Evaluating the possibility of detecting evidence of positive selection across Asia with sparse genotype data from the HUGO Pan-Asian SNP Consortium
1 Saw Swee Hock School of Public Health, National University of Singapore, MD3 16 Medical Drive, Singapore 117597, Singapore
2 NUS Graduate School for Integrative Science and Engineering, National University of Singapore, Singapore 117456, Singapore
3 Life Sciences Institute, National University of Singapore, Singapore 117456, Singapore
4 Department of Statistics and Applied Probability, National University of Singapore, Singapore 117546, Singapore
5 Genome Institute of Singapore, Agency for Science, Technology and Research, Singapore 138672, Singapore
BMC Genomics 2014, 15:332 doi:10.1186/1471-2164-15-332Published: 2 May 2014
The HUGO Pan-Asian SNP Consortium (PASNP) has generated a genetic resource of almost 55,000 autosomal single nucleotide polymorphisms (SNPs) across more than 1,800 individuals from 73 urban and indigenous populations in Asia. This has offered valuable insights into the correlation between the genetic ancestry of these populations with major linguistic systems and geography. Here, we attempt to understand whether adaptation to local climate, diet and environment partly explains the genetic variation present in these populations by investigating the genomic signatures of positive selection.

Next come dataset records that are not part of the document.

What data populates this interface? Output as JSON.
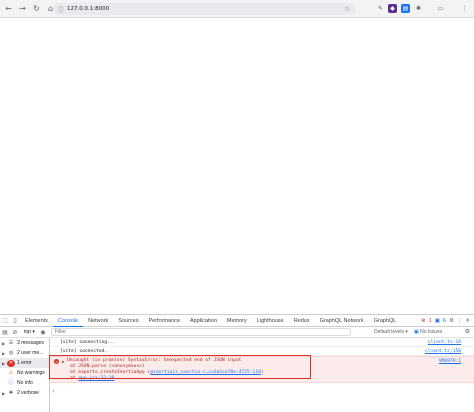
{
  "browser": {
    "url": "127.0.0.1:8000",
    "nav_back": "←",
    "nav_forward": "→",
    "nav_reload": "↻",
    "nav_home": "⌂"
  },
  "devtools": {
    "tabs": [
      "Elements",
      "Console",
      "Network",
      "Sources",
      "Performance",
      "Application",
      "Memory",
      "Lighthouse",
      "Redux",
      "GraphQL Network",
      "GraphQL"
    ],
    "active_tab": "Console",
    "error_count": "1",
    "issue_count": "6",
    "context": "top ▾",
    "filter_placeholder": "Filter",
    "levels": "Default levels ▾",
    "no_issues": "No Issues",
    "issues_count_right": "6"
  },
  "sidebar": {
    "items": [
      {
        "label": "3 messages",
        "icon": "list-icon"
      },
      {
        "label": "2 user me...",
        "icon": "user-icon"
      },
      {
        "label": "1 error",
        "icon": "error-icon"
      },
      {
        "label": "No warnings",
        "icon": "warning-icon"
      },
      {
        "label": "No info",
        "icon": "info-icon"
      },
      {
        "label": "2 verbose",
        "icon": "bug-icon"
      }
    ]
  },
  "console": {
    "messages": [
      {
        "text": "[vite] connecting...",
        "source": "client.ts:18"
      },
      {
        "text": "[vite] connected.",
        "source": "client.ts:150"
      }
    ],
    "error": {
      "line1": "Uncaught (in promise) SyntaxError: Unexpected end of JSON input",
      "line2": "at JSON.parse (<anonymous>)",
      "line3_prefix": "at exports.createInertiaApp (",
      "line3_link": "@inertiajs_inertia-r…v=6a5ce78e:4725:118",
      "line3_suffix": ")",
      "line4_prefix": "at ",
      "line4_link": "app.jsx:32:10",
      "source": "VM6979:1"
    }
  }
}
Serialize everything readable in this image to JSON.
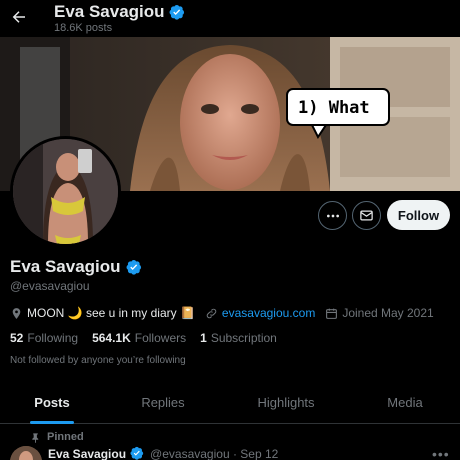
{
  "header": {
    "title": "Eva Savagiou",
    "post_count": "18.6K posts"
  },
  "banner": {
    "sticker_text": "1) What"
  },
  "actions": {
    "follow_label": "Follow"
  },
  "profile": {
    "name": "Eva Savagiou",
    "handle": "@evasavagiou",
    "bio": "MOON 🌙 see u in my diary 📔",
    "website": "evasavagiou.com",
    "joined": "Joined May 2021",
    "following_count": "52",
    "following_label": "Following",
    "followers_count": "564.1K",
    "followers_label": "Followers",
    "subscription_count": "1",
    "subscription_label": "Subscription",
    "not_followed_text": "Not followed by anyone you’re following"
  },
  "tabs": [
    {
      "label": "Posts",
      "active": true
    },
    {
      "label": "Replies",
      "active": false
    },
    {
      "label": "Highlights",
      "active": false
    },
    {
      "label": "Media",
      "active": false
    }
  ],
  "pinned_post": {
    "pinned_label": "Pinned",
    "author": "Eva Savagiou",
    "handle_date": "@evasavagiou · Sep 12"
  },
  "colors": {
    "background": "#000000",
    "text_primary": "#e7e9ea",
    "text_secondary": "#71767b",
    "accent": "#1d9bf0",
    "follow_button_bg": "#eff3f4"
  },
  "icons": [
    "back-arrow-icon",
    "verified-badge-icon",
    "more-icon",
    "message-icon",
    "location-icon",
    "link-icon",
    "calendar-icon",
    "pin-icon"
  ]
}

To evaluate the impact to the selection analyses due to the considerably lower SNP density as compared to other population genetics resources such as the International HapMap Project (HapMap) or the Singapore Genome Variation Project, we evaluated the extent of haplotype phasing switch errors and the consistency of selection signals from three haplotype-based approaches (iHS, XP-EHH, haploPS) when the HapMap data is thinned to a similar density as PASNP. We subsequently applied haploPS to detect and characterize positive selection in the PASNP populations, identifying 59 genomics regions that were selected in at least one PASNP populations. A cluster analysis on the basis of these 59 signals showed that indigenous populations such as the Negrito from Malaysia and Philippines, the China Hmong, and the Taiwan Ami and Atayal shared more of these signals. We also reported evidence of a positive selection signal encompassing the beta globin gene in the Taiwan Ami and Atayal that was distinct from the signal in the HapMap Africans, suggesting the possibility of convergent evolution at this locus due to malarial selection.

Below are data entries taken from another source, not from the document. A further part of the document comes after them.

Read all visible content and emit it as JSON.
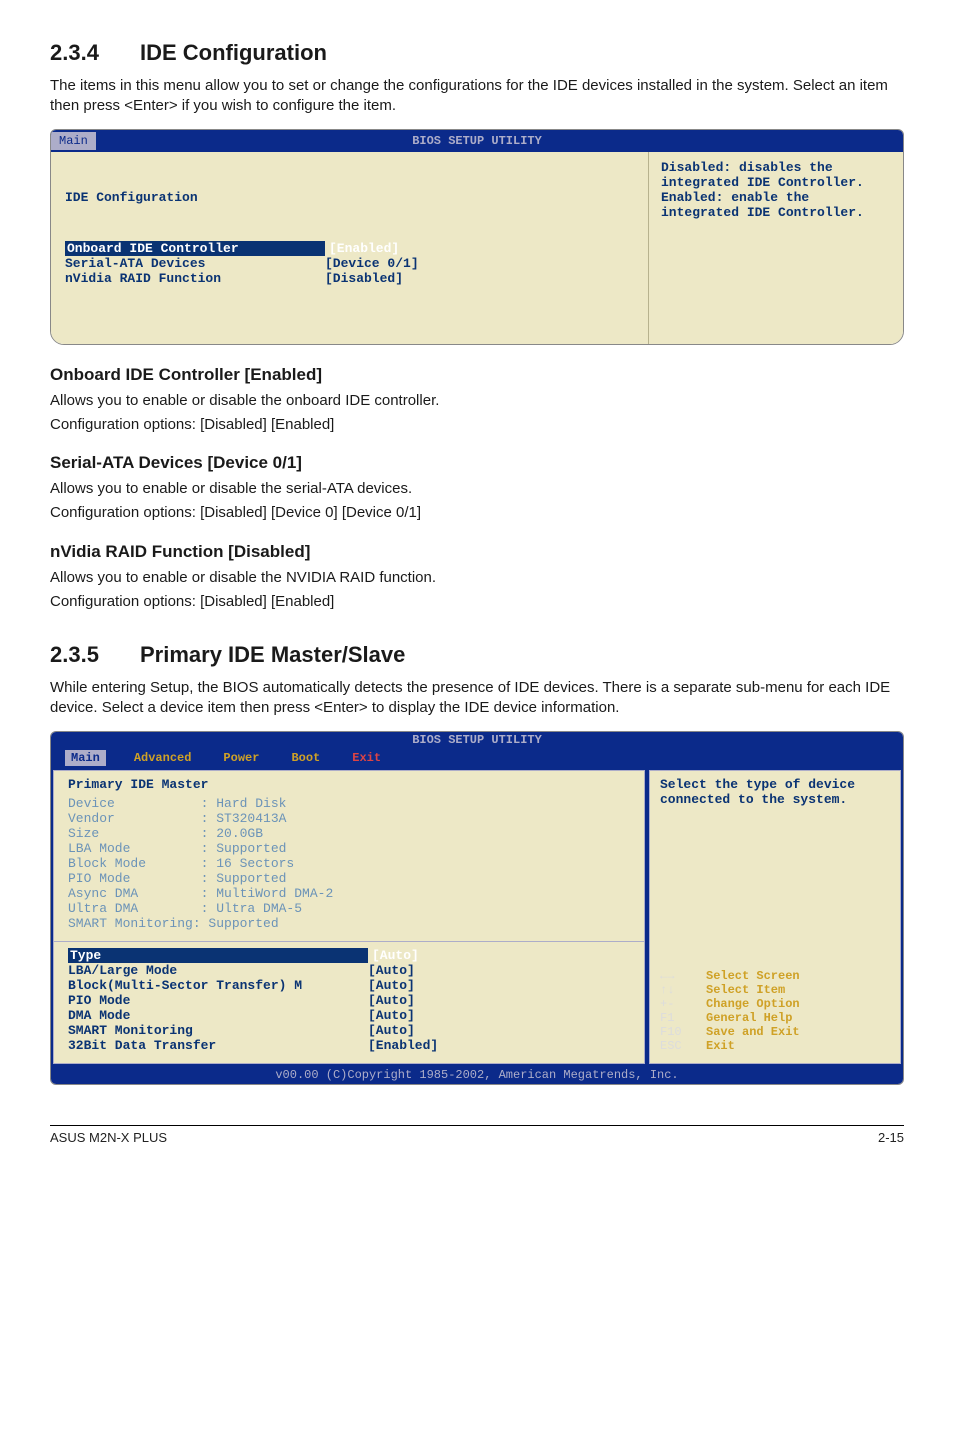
{
  "section1": {
    "num": "2.3.4",
    "title": "IDE Configuration",
    "intro": "The items in this menu allow you to set or change the configurations for the IDE devices installed in the system. Select an item then press <Enter> if you wish to configure the item."
  },
  "bios1": {
    "topbar_title": "BIOS SETUP UTILITY",
    "tab_active": "Main",
    "panel_title": "IDE Configuration",
    "rows": [
      {
        "label": "Onboard IDE Controller",
        "value": "[Enabled]",
        "selected": true
      },
      {
        "label": "Serial-ATA Devices",
        "value": "[Device 0/1]",
        "selected": false
      },
      {
        "label": "",
        "value": "",
        "selected": false
      },
      {
        "label": "nVidia RAID Function",
        "value": "[Disabled]",
        "selected": false
      }
    ],
    "help": "Disabled: disables the integrated IDE Controller.\nEnabled: enable the integrated IDE Controller."
  },
  "sub1": {
    "heading": "Onboard IDE Controller [Enabled]",
    "line1": "Allows you to enable or disable the onboard IDE controller.",
    "line2": "Configuration options: [Disabled] [Enabled]"
  },
  "sub2": {
    "heading": "Serial-ATA Devices [Device 0/1]",
    "line1": "Allows you to enable or disable the serial-ATA devices.",
    "line2": "Configuration options: [Disabled] [Device 0] [Device 0/1]"
  },
  "sub3": {
    "heading": "nVidia RAID Function [Disabled]",
    "line1": "Allows you to enable or disable the NVIDIA RAID function.",
    "line2": "Configuration options: [Disabled] [Enabled]"
  },
  "section2": {
    "num": "2.3.5",
    "title": "Primary IDE Master/Slave",
    "intro": "While entering Setup, the BIOS automatically detects the presence of IDE devices. There is a separate sub-menu for each IDE device. Select a device item then press <Enter> to display the IDE device information."
  },
  "bios2": {
    "topbar_title": "BIOS SETUP UTILITY",
    "menus": {
      "active": "Main",
      "items": [
        "Advanced",
        "Power",
        "Boot",
        "Exit"
      ]
    },
    "panel_title": "Primary IDE Master",
    "info": [
      "Device           : Hard Disk",
      "Vendor           : ST320413A",
      "Size             : 20.0GB",
      "LBA Mode         : Supported",
      "Block Mode       : 16 Sectors",
      "PIO Mode         : Supported",
      "Async DMA        : MultiWord DMA-2",
      "Ultra DMA        : Ultra DMA-5",
      "SMART Monitoring: Supported"
    ],
    "settings": [
      {
        "label": "Type",
        "value": "[Auto]",
        "selected": true
      },
      {
        "label": "LBA/Large Mode",
        "value": "[Auto]",
        "selected": false
      },
      {
        "label": "Block(Multi-Sector Transfer) M",
        "value": "[Auto]",
        "selected": false
      },
      {
        "label": "PIO Mode",
        "value": "[Auto]",
        "selected": false
      },
      {
        "label": "DMA Mode",
        "value": "[Auto]",
        "selected": false
      },
      {
        "label": "SMART Monitoring",
        "value": "[Auto]",
        "selected": false
      },
      {
        "label": "32Bit Data Transfer",
        "value": "[Enabled]",
        "selected": false
      }
    ],
    "help": "Select the type of device connected to the system.",
    "keys": [
      {
        "k": "←→",
        "d": "Select Screen"
      },
      {
        "k": "↑↓",
        "d": "Select Item"
      },
      {
        "k": "+-",
        "d": "Change Option"
      },
      {
        "k": "F1",
        "d": "General Help"
      },
      {
        "k": "F10",
        "d": "Save and Exit"
      },
      {
        "k": "ESC",
        "d": "Exit"
      }
    ],
    "footer": "v00.00 (C)Copyright 1985-2002, American Megatrends, Inc."
  },
  "footer": {
    "left": "ASUS M2N-X PLUS",
    "right": "2-15"
  }
}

We established that the lower SNP content of the PASNP data conferred weaker ability to detect signatures of positive selection, but the availability of the new approach haploPS retained modest power. Out of all the populations in PASNP, we identified only 59 signals, suggesting a strong need for high-density population-level genotyping data or sequencing data in order to achieve a comprehensive survey of positive selection in Asian populations.